Trump became the first US president to be canceled by Silicon Valley. After years of defending his presence on their platforms, Facebook, Twitter, YouTube and other social media networks decided that the assault on the Capitol had left them no choice but to suspend his accounts — in Twitter’s case, permanently. Twitter claimed that the analysis of Mr. Trump’s tweets led to the following conclusion: the former US President repeatedly violated Twitter rules, inciting American citizens to violent acts and behaviour. What happened to Mr. Trump is a phenomenon called deplatforming: “The action or practice of preventing someone holding views regarded as unacceptable or offensive from contributing to a forum or debate, especially by blocking them on a particular website”, or a social media network.
EU legislators criticised some unilateral decisions taken by social media platforms, and asked for a greater European public control on such matters, in order to guarantee the freedom of expression to all EU citizens, and to all people in general.
During the February plenary (February 8th-13th), in the European Parliament the topics of the democratic scrutiny of social media platforms, and the protection of fundamental rights were discussed. The debate was opened by Mrs. Zacarias, the Portuguese Secretary of State for European Affairs, who represented the EU Council. In her speech she underlined the fragility that democracy and democratic values are experiencing, in Europe and elsewhere in the world. Disinformation and hate speeches are real threats to democracy, and are being spread through social media networks, becoming more powerful day after day. Mrs. Zacarias likened social media to public agoras, to highlight the enormous power that social media platforms have in shaping the public debate. But she also remarked the major existing difference between social media platforms and agoras: the rules are different: what is illegal offline is not always illegal online. In this regard, Commissioner Jorouvá, in her speech, reminded that offline and online are not two different worlds, but two coexisting realities. Thus, the two must be subject to the same norms and rules: what is illegal offline, must be illegal online, without any exception.

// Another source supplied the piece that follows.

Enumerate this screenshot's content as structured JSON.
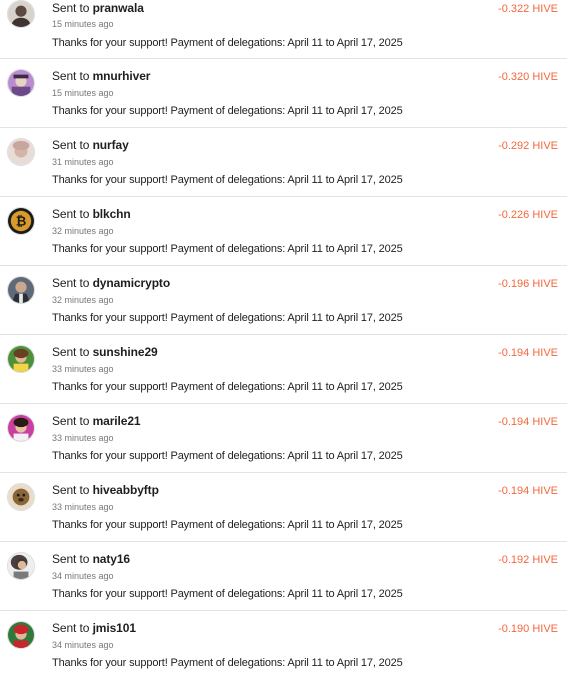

The EU Commission proposed the DSA (The Digital Services Act), in December 2020. This package contemplated a set of norms and a co-regulation approach with social media platforms, so as to ensure an easier management of harmful and/or illicit contents on social media. These measures are not only addressing problems such as disinformation, but are also meant to favour greater transparency of the decision-making processes based on algorithms.
Up to now, the EU adopted a self-regulatory approach towards the moderation of harmful contents online. The debate in the EP was extremely interesting, and can be summed up in one word: regulation. However, many MEPs speeches were based, and recalled the freedom of expression, a fundamental right enshrined in several European Treaties and declarations. They also called for a stronger regulation of social media, as “in a democracy the power to decide between legal and illegal is in the hands of a public, legal authority”; and cannot be exercised by private companies, as social media networks.
The Secretary of State Zacarias concluded: “We expect a greater involvement of social media platforms in this common struggle. The power of formulating rules and surveilling their implementation, as well as the final decision concerning the legality of a content or an action, lies on EU public institutions”. Commissioner Jurouvá, in line with Mrs. Zacarias considerations, stated: “It is time to deliver and take action. Being ambitious is necessary: we cannot undergo rules established by privates anymore, we must start dictating them at a European level”.
Considering the strong importance given to the topic by the European Parliament, the Commission and the Council, it is likely that concrete actions will be taken in the upcoming future, in order to ensure EU citizens’ protection of their fundamental rights when it comes to social media.
Author: Giulia Grandin